### What is required
When you return the entries, keep every word and mark exactly as it is.

### Task data

[Start of Attachment]

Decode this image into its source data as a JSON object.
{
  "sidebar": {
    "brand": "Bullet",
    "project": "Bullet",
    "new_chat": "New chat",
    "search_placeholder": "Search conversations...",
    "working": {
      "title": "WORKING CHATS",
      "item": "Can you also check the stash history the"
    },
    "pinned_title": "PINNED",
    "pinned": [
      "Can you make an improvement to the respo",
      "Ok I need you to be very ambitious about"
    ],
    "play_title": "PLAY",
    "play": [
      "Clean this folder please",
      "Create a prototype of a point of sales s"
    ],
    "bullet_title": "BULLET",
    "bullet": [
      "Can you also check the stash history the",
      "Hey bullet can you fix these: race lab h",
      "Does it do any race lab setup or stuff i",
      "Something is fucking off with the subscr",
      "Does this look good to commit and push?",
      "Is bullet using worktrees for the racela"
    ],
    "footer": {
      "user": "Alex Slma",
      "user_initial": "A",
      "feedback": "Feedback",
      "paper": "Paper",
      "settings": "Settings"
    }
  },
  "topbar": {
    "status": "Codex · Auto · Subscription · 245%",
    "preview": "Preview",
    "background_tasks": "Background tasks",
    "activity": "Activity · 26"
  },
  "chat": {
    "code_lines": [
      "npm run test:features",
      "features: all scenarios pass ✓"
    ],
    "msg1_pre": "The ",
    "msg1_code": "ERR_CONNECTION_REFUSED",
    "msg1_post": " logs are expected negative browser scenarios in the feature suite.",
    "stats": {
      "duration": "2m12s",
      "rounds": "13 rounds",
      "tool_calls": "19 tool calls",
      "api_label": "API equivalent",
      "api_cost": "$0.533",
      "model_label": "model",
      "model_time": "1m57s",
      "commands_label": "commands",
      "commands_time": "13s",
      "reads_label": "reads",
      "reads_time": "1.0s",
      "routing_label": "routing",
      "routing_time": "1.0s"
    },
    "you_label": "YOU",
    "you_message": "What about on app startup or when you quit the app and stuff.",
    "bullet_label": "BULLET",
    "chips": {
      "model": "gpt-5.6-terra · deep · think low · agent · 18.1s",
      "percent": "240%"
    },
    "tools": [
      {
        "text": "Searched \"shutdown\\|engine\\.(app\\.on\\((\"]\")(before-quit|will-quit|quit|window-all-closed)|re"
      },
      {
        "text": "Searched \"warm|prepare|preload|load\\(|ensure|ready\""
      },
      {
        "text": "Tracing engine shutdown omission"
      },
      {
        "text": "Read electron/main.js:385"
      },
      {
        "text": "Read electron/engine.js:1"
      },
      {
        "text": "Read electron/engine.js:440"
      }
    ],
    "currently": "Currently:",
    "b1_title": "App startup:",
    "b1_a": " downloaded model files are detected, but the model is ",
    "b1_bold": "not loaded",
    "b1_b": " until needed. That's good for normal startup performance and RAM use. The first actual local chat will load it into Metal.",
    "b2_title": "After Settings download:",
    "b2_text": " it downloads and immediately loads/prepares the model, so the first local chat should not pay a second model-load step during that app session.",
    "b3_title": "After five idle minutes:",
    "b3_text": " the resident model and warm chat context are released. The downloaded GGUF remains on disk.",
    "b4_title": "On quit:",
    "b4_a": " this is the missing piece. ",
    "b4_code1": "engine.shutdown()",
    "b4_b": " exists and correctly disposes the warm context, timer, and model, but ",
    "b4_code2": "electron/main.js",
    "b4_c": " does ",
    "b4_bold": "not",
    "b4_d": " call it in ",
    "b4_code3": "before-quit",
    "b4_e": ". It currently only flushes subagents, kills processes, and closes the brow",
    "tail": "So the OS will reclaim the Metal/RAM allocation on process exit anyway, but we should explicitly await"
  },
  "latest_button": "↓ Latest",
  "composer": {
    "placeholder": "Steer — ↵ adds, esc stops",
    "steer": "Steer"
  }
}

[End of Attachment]

### Response to the exercise
Decode this image into its source data as a JSON object.
{
  "sidebar": {
    "brand": "Bullet",
    "project": "Bullet",
    "new_chat": "New chat",
    "search_placeholder": "Search conversations...",
    "working": {
      "title": "WORKING CHATS",
      "item": "Can you also check the stash history the"
    },
    "pinned_title": "PINNED",
    "pinned": [
      "Can you make an improvement to the respo",
      "Ok I need you to be very ambitious about"
    ],
    "play_title": "PLAY",
    "play": [
      "Clean this folder please",
      "Create a prototype of a point of sales s"
    ],
    "bullet_title": "BULLET",
    "bullet": [
      "Can you also check the stash history the",
      "Hey bullet can you fix these: race lab h",
      "Does it do any race lab setup or stuff i",
      "Something is fucking off with the subscr",
      "Does this look good to commit and push?",
      "Is bullet using worktrees for the racela"
    ],
    "footer": {
      "user": "Alex Slma",
      "user_initial": "A",
      "feedback": "Feedback",
      "paper": "Paper",
      "settings": "Settings"
    }
  },
  "topbar": {
    "status": "Codex · Auto · Subscription · 245%",
    "preview": "Preview",
    "background_tasks": "Background tasks",
    "activity": "Activity · 26"
  },
  "chat": {
    "code_lines": [
      "npm run test:features",
      "features: all scenarios pass ✓"
    ],
    "msg1_pre": "The ",
    "msg1_code": "ERR_CONNECTION_REFUSED",
    "msg1_post": " logs are expected negative browser scenarios in the feature suite.",
    "stats": {
      "duration": "2m12s",
      "rounds": "13 rounds",
      "tool_calls": "19 tool calls",
      "api_label": "API equivalent",
      "api_cost": "$0.533",
      "model_label": "model",
      "model_time": "1m57s",
      "commands_label": "commands",
      "commands_time": "13s",
      "reads_label": "reads",
      "reads_time": "1.0s",
      "routing_label": "routing",
      "routing_time": "1.0s"
    },
    "you_label": "YOU",
    "you_message": "What about on app startup or when you quit the app and stuff.",
    "bullet_label": "BULLET",
    "chips": {
      "model": "gpt-5.6-terra · deep · think low · agent · 18.1s",
      "percent": "240%"
    },
    "tools": [
      {
        "text": "Searched \"shutdown\\|engine\\.(app\\.on\\((\"]\")(before-quit|will-quit|quit|window-all-closed)|re"
      },
      {
        "text": "Searched \"warm|prepare|preload|load\\(|ensure|ready\""
      },
      {
        "text": "Tracing engine shutdown omission"
      },
      {
        "text": "Read electron/main.js:385"
      },
      {
        "text": "Read electron/engine.js:1"
      },
      {
        "text": "Read electron/engine.js:440"
      }
    ],
    "currently": "Currently:",
    "b1_title": "App startup:",
    "b1_a": " downloaded model files are detected, but the model is ",
    "b1_bold": "not loaded",
    "b1_b": " until needed. That's good for normal startup performance and RAM use. The first actual local chat will load it into Metal.",
    "b2_title": "After Settings download:",
    "b2_text": " it downloads and immediately loads/prepares the model, so the first local chat should not pay a second model-load step during that app session.",
    "b3_title": "After five idle minutes:",
    "b3_text": " the resident model and warm chat context are released. The downloaded GGUF remains on disk.",
    "b4_title": "On quit:",
    "b4_a": " this is the missing piece. ",
    "b4_code1": "engine.shutdown()",
    "b4_b": " exists and correctly disposes the warm context, timer, and model, but ",
    "b4_code2": "electron/main.js",
    "b4_c": " does ",
    "b4_bold": "not",
    "b4_d": " call it in ",
    "b4_code3": "before-quit",
    "b4_e": ". It currently only flushes subagents, kills processes, and closes the brow",
    "tail": "So the OS will reclaim the Metal/RAM allocation on process exit anyway, but we should explicitly await"
  },
  "latest_button": "↓ Latest",
  "composer": {
    "placeholder": "Steer — ↵ adds, esc stops",
    "steer": "Steer"
  }
}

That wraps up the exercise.